**Action item:** Print the whole listing below again, exactly as given.

= Beginning of Section =

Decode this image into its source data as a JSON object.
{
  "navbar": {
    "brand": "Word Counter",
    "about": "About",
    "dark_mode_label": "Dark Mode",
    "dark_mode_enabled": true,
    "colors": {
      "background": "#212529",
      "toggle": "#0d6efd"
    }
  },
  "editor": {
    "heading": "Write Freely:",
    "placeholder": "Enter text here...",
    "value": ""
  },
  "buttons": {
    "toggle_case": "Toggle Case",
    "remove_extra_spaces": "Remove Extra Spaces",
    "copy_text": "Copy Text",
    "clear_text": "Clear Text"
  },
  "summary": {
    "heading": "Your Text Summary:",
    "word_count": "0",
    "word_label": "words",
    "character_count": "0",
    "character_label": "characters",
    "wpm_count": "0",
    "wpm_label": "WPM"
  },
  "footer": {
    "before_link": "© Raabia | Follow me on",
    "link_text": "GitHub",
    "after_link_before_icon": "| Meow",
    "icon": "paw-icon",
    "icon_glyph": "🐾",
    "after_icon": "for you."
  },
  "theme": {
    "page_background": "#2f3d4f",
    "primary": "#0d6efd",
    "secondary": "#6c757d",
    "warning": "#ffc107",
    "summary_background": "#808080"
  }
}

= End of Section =

**Result:**
Decode this image into its source data as a JSON object.
{
  "navbar": {
    "brand": "Word Counter",
    "about": "About",
    "dark_mode_label": "Dark Mode",
    "dark_mode_enabled": true,
    "colors": {
      "background": "#212529",
      "toggle": "#0d6efd"
    }
  },
  "editor": {
    "heading": "Write Freely:",
    "placeholder": "Enter text here...",
    "value": ""
  },
  "buttons": {
    "toggle_case": "Toggle Case",
    "remove_extra_spaces": "Remove Extra Spaces",
    "copy_text": "Copy Text",
    "clear_text": "Clear Text"
  },
  "summary": {
    "heading": "Your Text Summary:",
    "word_count": "0",
    "word_label": "words",
    "character_count": "0",
    "character_label": "characters",
    "wpm_count": "0",
    "wpm_label": "WPM"
  },
  "footer": {
    "before_link": "© Raabia | Follow me on",
    "link_text": "GitHub",
    "after_link_before_icon": "| Meow",
    "icon": "paw-icon",
    "icon_glyph": "🐾",
    "after_icon": "for you."
  },
  "theme": {
    "page_background": "#2f3d4f",
    "primary": "#0d6efd",
    "secondary": "#6c757d",
    "warning": "#ffc107",
    "summary_background": "#808080"
  }
}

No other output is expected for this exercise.